EXERCISE OBJECTIVE. In the listing below, locate the lines that hold the string "JSON". Copy those lines.
────────────────
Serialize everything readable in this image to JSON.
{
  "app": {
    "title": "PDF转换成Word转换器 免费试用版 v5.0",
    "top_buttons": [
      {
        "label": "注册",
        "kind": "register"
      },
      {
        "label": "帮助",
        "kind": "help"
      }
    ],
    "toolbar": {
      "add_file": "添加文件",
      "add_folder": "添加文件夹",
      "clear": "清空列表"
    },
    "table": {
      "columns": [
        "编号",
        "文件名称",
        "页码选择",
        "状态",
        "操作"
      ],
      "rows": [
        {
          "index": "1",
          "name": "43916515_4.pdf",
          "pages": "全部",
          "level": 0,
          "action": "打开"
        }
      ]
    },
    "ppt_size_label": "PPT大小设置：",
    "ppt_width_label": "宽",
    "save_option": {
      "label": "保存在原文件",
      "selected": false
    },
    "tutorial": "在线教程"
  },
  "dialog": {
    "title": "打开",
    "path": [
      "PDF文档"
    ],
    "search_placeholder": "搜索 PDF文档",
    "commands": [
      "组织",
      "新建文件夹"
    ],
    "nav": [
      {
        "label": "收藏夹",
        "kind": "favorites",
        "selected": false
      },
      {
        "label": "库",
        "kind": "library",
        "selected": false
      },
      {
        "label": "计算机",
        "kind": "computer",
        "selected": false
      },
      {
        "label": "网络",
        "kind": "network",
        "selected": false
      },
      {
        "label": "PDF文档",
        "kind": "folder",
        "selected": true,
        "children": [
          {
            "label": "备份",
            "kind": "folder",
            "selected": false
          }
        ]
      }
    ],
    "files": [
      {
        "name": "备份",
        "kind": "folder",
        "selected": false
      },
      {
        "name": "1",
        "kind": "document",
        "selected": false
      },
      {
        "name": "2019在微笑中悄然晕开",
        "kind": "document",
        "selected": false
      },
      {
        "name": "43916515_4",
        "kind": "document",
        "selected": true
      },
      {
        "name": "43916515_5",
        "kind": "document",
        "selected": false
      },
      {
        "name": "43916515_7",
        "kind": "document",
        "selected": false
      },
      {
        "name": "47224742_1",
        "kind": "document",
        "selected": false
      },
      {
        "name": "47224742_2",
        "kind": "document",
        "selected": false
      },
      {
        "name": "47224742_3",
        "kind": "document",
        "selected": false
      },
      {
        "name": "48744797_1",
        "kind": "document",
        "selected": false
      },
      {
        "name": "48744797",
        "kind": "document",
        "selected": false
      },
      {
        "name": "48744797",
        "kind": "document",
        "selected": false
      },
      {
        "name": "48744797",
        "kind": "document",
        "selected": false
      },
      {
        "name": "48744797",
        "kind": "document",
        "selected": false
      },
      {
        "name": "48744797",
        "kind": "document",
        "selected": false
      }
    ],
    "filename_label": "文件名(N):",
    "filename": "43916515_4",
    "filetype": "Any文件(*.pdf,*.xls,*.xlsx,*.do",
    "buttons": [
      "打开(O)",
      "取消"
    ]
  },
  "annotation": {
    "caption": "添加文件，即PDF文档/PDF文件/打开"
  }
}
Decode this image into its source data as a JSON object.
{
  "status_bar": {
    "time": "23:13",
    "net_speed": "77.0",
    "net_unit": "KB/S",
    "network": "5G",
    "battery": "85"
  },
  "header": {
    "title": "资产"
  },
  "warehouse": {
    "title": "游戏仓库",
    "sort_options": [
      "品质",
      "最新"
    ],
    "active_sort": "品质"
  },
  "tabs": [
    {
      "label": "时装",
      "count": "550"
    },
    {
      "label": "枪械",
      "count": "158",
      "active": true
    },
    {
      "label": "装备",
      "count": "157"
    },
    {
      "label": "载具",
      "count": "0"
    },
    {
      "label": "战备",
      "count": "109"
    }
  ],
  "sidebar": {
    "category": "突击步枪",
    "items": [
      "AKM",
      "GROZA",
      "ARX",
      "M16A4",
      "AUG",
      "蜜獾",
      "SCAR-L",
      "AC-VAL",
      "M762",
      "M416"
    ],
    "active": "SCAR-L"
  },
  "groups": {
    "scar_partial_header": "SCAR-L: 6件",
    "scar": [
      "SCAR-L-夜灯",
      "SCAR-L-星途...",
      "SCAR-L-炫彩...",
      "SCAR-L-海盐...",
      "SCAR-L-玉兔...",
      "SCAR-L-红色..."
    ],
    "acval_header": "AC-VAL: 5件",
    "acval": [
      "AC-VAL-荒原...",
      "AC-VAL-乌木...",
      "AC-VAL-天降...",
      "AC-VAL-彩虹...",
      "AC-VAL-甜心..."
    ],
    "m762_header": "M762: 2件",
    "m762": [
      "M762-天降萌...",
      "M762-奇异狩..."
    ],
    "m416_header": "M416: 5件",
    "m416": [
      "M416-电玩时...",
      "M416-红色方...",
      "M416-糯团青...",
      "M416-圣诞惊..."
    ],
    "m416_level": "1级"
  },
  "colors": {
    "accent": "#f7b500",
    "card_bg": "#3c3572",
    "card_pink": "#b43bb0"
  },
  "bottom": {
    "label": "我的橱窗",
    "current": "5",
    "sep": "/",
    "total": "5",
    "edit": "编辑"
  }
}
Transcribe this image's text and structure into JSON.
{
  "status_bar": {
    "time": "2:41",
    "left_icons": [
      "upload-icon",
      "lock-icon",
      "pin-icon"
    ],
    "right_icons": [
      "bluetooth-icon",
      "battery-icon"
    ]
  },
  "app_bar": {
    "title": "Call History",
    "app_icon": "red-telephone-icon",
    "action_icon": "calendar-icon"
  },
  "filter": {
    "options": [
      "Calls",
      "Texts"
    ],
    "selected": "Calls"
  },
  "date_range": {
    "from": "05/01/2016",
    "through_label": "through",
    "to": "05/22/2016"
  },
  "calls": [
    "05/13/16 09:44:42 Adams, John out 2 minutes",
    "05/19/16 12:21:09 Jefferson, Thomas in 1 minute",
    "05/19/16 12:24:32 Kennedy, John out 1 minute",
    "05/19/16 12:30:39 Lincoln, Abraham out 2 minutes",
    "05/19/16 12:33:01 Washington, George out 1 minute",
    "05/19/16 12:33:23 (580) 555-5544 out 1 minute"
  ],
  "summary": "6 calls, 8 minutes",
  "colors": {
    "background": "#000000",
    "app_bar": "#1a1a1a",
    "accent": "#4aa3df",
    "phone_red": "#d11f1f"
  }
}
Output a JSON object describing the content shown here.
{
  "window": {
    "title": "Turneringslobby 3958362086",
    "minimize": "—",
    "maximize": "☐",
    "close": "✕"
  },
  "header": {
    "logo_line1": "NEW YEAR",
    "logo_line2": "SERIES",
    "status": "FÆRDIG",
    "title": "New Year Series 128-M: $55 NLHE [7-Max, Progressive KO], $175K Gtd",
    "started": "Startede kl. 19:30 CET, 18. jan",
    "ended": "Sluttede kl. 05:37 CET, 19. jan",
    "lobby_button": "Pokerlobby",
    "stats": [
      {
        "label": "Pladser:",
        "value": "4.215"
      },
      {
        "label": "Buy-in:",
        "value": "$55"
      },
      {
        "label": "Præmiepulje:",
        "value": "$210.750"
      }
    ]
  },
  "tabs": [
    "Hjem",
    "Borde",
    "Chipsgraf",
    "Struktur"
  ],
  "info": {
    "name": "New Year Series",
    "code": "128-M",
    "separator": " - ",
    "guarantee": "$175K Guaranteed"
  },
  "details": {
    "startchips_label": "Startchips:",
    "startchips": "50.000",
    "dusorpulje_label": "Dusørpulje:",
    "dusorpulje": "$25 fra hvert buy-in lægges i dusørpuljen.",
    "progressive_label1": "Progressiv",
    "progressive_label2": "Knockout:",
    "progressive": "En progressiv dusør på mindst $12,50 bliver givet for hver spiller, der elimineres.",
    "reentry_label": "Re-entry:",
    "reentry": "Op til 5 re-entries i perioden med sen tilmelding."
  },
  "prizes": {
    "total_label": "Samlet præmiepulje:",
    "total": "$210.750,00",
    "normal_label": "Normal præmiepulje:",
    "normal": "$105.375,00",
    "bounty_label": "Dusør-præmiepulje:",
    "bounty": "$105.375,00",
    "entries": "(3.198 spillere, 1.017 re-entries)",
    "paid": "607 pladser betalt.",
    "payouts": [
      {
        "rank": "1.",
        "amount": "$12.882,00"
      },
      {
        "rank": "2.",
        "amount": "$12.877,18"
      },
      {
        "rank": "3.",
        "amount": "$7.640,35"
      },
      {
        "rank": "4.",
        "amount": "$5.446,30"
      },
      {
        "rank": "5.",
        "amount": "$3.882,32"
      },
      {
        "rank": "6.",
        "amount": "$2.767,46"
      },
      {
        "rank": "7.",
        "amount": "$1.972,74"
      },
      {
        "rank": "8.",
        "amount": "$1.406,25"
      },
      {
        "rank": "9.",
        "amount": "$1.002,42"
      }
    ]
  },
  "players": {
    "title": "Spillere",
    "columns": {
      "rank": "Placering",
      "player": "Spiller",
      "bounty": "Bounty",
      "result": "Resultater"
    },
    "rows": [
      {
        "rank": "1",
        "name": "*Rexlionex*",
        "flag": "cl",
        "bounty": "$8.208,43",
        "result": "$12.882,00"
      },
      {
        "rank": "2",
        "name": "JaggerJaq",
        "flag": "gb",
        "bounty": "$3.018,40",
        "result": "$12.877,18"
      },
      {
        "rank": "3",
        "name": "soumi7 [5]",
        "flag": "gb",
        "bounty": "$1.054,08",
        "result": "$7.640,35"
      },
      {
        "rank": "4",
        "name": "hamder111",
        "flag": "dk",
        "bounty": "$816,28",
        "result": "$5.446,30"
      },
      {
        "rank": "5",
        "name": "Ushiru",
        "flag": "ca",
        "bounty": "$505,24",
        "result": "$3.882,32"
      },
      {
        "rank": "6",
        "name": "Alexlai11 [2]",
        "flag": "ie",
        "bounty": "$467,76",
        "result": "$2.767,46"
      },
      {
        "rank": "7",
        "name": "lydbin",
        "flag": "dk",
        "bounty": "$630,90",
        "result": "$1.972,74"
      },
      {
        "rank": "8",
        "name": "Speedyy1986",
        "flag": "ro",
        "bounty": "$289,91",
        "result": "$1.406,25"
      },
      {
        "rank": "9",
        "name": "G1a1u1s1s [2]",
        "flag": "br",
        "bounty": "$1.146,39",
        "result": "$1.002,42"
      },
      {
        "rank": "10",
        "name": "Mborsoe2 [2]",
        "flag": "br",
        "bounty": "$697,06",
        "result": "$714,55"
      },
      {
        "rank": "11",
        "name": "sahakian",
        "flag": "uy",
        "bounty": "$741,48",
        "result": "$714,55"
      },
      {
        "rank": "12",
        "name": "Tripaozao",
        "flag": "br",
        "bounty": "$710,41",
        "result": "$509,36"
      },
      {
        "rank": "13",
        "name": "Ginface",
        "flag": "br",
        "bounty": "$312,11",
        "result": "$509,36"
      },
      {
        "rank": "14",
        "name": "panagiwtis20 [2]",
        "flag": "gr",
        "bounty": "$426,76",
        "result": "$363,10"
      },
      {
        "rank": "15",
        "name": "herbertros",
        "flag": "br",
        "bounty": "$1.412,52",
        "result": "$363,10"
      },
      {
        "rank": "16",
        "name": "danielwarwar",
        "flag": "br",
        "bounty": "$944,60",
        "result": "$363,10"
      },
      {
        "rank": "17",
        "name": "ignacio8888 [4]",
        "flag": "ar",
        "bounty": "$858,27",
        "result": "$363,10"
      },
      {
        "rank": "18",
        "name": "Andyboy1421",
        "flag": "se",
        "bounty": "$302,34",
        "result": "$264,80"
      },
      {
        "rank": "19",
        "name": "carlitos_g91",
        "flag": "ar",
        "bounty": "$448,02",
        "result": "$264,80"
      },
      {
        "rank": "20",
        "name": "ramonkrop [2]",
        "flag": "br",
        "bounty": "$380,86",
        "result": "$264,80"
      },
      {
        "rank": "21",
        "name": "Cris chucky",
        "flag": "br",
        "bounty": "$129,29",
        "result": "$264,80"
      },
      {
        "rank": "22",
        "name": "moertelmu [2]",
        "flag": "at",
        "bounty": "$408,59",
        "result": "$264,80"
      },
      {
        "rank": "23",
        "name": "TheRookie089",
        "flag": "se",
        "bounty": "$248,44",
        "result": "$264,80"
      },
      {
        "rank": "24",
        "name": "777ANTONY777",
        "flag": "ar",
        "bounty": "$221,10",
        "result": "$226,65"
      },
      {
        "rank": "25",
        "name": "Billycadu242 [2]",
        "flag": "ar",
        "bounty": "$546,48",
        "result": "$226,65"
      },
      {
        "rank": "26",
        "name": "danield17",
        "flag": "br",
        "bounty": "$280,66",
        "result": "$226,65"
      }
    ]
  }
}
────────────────
RESPONSE FOR THIS EXERCISE.
Serialize everything readable in this image to JSON.
Decode this image into its source data as a JSON object.
Transcribe this image's text and structure into JSON.
Output a JSON object describing the content shown here.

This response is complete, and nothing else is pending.